Nutritional Benefits of Chicken
As an excellent source of protein, cooked chicken offers a wide range of nutritional benefits. As part of the ACMF’s commitment to advising on cooked chicken’s contribution to a healthy, varied diet it undertakes regular reviews to substantiate all claims for ‘cooked chicken’ and to ensure they are compliant with the Australian Food Standards Code (FSC).
See Table A for comparison of stir-fried chicken breast versus other stir-fried meats and Table B for comparison of protein content of cooked chicken (composite sample) versus plant protein foods – here.
For the nutritional information underpinning the above statements, please go to the nutrient information panels (NIP’s) and the methodology used to determine the composite cut listed below.
Nutrition Information Panel (NIP) for Cooked Chicken
- Approved Nutrition Information Panel (NIP) for composite cooked chicken including Percent Daily Intake (%DI) for macronutrients and %RDI for vitamins and minerals
Nutrition Information Panel (NIP) for Cooked Chicken Breast
Nutritional Fact Sheet
Below is a fact sheet summarising the nutritional benefits of cooked chicken meat. It can be shared, downloaded and / or printed.
This feature allows for easy and convenient comparison of the nutritional composition of a range of cuts of chicken, beef and veal, lamb and pork. At any one time, up to three different meat cuts can be specified by selection through the drop-down menus.
All results are based on a 100 gram sample of the selected meat cuts
Notes re “0” vs empty cells:
- If a cell in the “Amount” list in the comparison table generated is empty there is no available data for that nutrient. A “0” means that particular cut has zero nutritional content for that nutrient.

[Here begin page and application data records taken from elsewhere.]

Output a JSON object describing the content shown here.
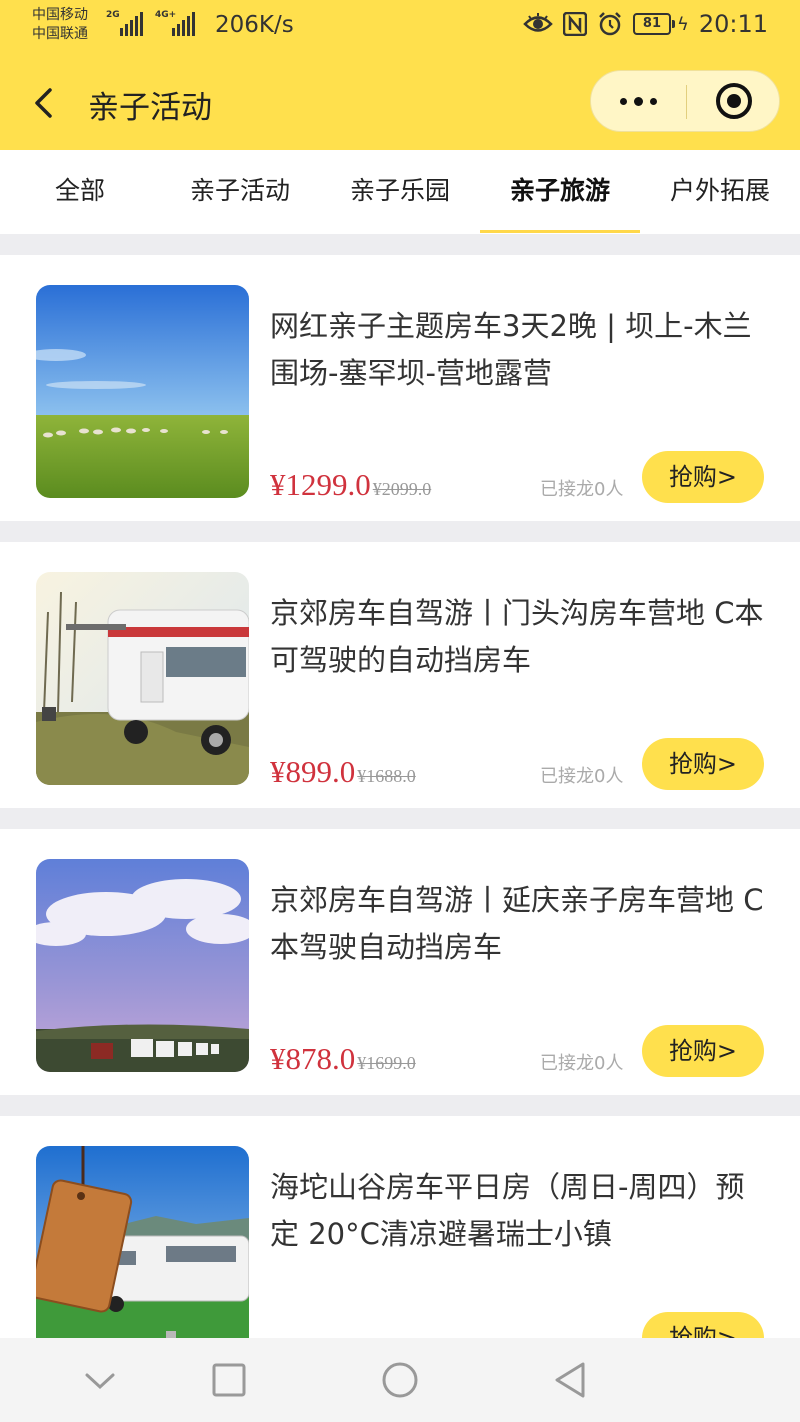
{
  "status_bar": {
    "carrier_1": "中国移动",
    "carrier_2": "中国联通",
    "sig1_label": "2G",
    "sig2_label": "4G+",
    "net_speed": "206K/s",
    "battery": "81",
    "time": "20:11",
    "icons": [
      "eye-icon",
      "nfc-icon",
      "alarm-icon",
      "battery-icon",
      "charging-icon"
    ]
  },
  "nav": {
    "title": "亲子活动",
    "back_icon": "chevron-left-icon",
    "more_icon": "more-dots-icon",
    "close_icon": "target-close-icon"
  },
  "tabs": [
    {
      "label": "全部"
    },
    {
      "label": "亲子活动"
    },
    {
      "label": "亲子乐园"
    },
    {
      "label": "亲子旅游",
      "active": true
    },
    {
      "label": "户外拓展"
    }
  ],
  "products": [
    {
      "title": "网红亲子主题房车3天2晚 | 坝上-木兰围场-塞罕坝-营地露营",
      "price": "¥1299.0",
      "old_price": "¥2099.0",
      "joined": "已接龙0人",
      "button": "抢购>"
    },
    {
      "title": "京郊房车自驾游丨门头沟房车营地 C本可驾驶的自动挡房车",
      "price": "¥899.0",
      "old_price": "¥1688.0",
      "joined": "已接龙0人",
      "button": "抢购>"
    },
    {
      "title": "京郊房车自驾游丨延庆亲子房车营地 C本驾驶自动挡房车",
      "price": "¥878.0",
      "old_price": "¥1699.0",
      "joined": "已接龙0人",
      "button": "抢购>"
    },
    {
      "title": "海坨山谷房车平日房（周日-周四）预定 20°C清凉避暑瑞士小镇",
      "price": "",
      "old_price": "",
      "joined": "",
      "button": "抢购>"
    }
  ],
  "system_nav": {
    "icons": [
      "collapse-chevron-icon",
      "recent-apps-icon",
      "home-icon",
      "back-triangle-icon"
    ]
  },
  "colors": {
    "brand_yellow": "#ffe04d",
    "price_red": "#d0323d"
  }
}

- If a cell in the “%RDI” list in the comparison table is empty, it means that either there is no available data for that nutrient or there is no RDI for that nutrient, or both. A “0%” means that particular cut makes no contribution to RDI.
Sources of Data:
The data used for the comparisons is extracted from;
FSANZ Food Composition Database which can be accessed in full at http://www.foodstandards.gov.au/science/monitoringnutrients/afcd/Pages/default.aspx
NHRMC Nutrient Reference Values for Australia and New Zealand Including Recommended Dietary Intakes which can be accessed at https://www.nhmrc.gov.au/sites/default/files/images/nutrient-refererence-dietary-intakes.pdf or the executive summary at https://www.nhmrc.gov.au/about-us/publications/nutrient-reference-values-australia-and-new-zealand-including-recommended-dietary-intakes
Assumptions and Notes:
There are limitations associated with food composition databases. Nutrient data may represent an average of the nutrient content of a particular sample of foods and ingredients, determined at a particular time. The nutrient composition of foods and ingredients can vary substantially between batches and brands because of a number of factors, including changes in season, changes in formulation, processing practices and ingredient source. While most of the data contained in the FSANZ Food Composition Database are generated from analysed values, some of the data are borrowed from overseas food composition tables; supplied by the food industry; taken from food labels; imputed from similar foods; or calculated using a recipe approach.
The ACMF RDI% data was updated in August 2019 to coincide with the newly released NHMRC nutrient reference material for dietary intakes. For further details on how certain data was extracted from the NHMRC reference material please read more here.
Important Sources of Advice on Dietary Requirements of Australians
- Recommended dietary daily intakes: http://www.nutritionaustralia.org/national/resource/australian-dietary-guidelines-recommended-daily-intakes
- National dietary guidelines: https://www.eatforhealth.gov.au/
- Calculating your daily nutrient requirements for energy and other nutrients: https://www.eatforhealth.gov.au/eat-health-calculators